--- RECORD SET Enclosed Below ---

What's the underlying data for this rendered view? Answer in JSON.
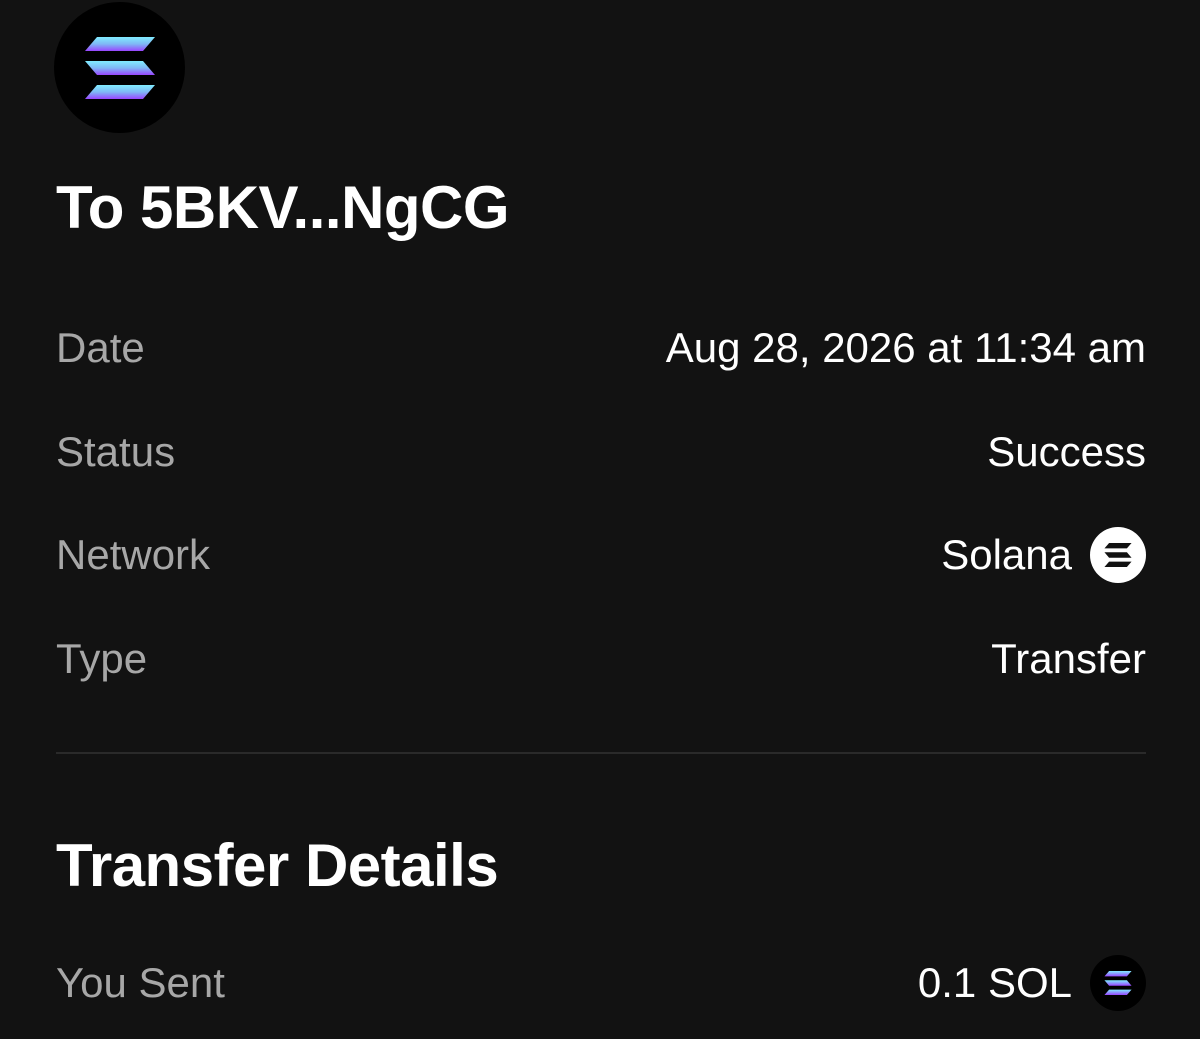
{
  "header": {
    "logo_icon": "solana-logo-icon",
    "title": "To 5BKV...NgCG"
  },
  "details": [
    {
      "label": "Date",
      "value": "Aug 28, 2026 at 11:34 am"
    },
    {
      "label": "Status",
      "value": "Success"
    },
    {
      "label": "Network",
      "value": "Solana",
      "icon": "solana-icon"
    },
    {
      "label": "Type",
      "value": "Transfer"
    }
  ],
  "transfer": {
    "section_title": "Transfer Details",
    "sent_label": "You Sent",
    "sent_value": "0.1 SOL",
    "sent_icon": "sol-token-icon"
  },
  "colors": {
    "background": "#121212",
    "label": "#a7a7a7",
    "value": "#ffffff",
    "solana_gradient_start": "#14F195",
    "solana_gradient_mid": "#80ECFF",
    "solana_gradient_end": "#9945FF"
  }
}
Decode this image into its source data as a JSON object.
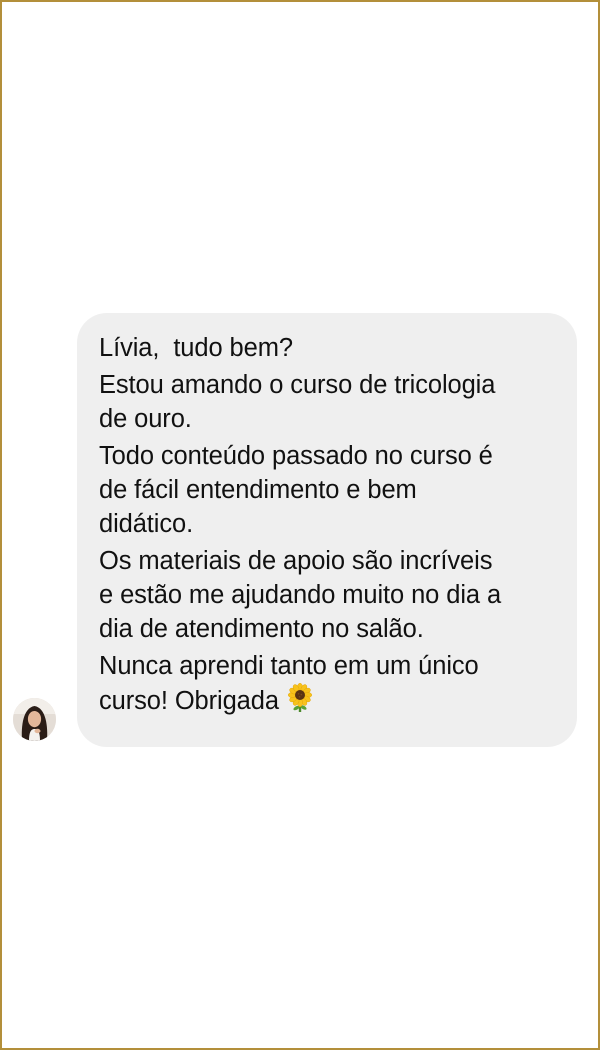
{
  "conversation": {
    "message": {
      "paragraphs": [
        "Lívia,  tudo bem?",
        "Estou amando o curso de tricologia\nde ouro.",
        "Todo conteúdo passado no curso é\nde fácil entendimento e bem\ndidático.",
        "Os materiais de apoio são incríveis\ne estão me ajudando muito no dia a\ndia de atendimento no salão.",
        "Nunca aprendi tanto em um único\ncurso! Obrigada"
      ],
      "emoji": "sunflower-icon"
    },
    "sender_avatar": "avatar-photo"
  },
  "colors": {
    "frame_border": "#b38f3a",
    "bubble_background": "#efefef",
    "text": "#111111",
    "background": "#ffffff"
  }
}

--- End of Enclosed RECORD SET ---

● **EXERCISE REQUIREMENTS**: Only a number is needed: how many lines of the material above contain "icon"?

● **TASK RESPONSE**: 4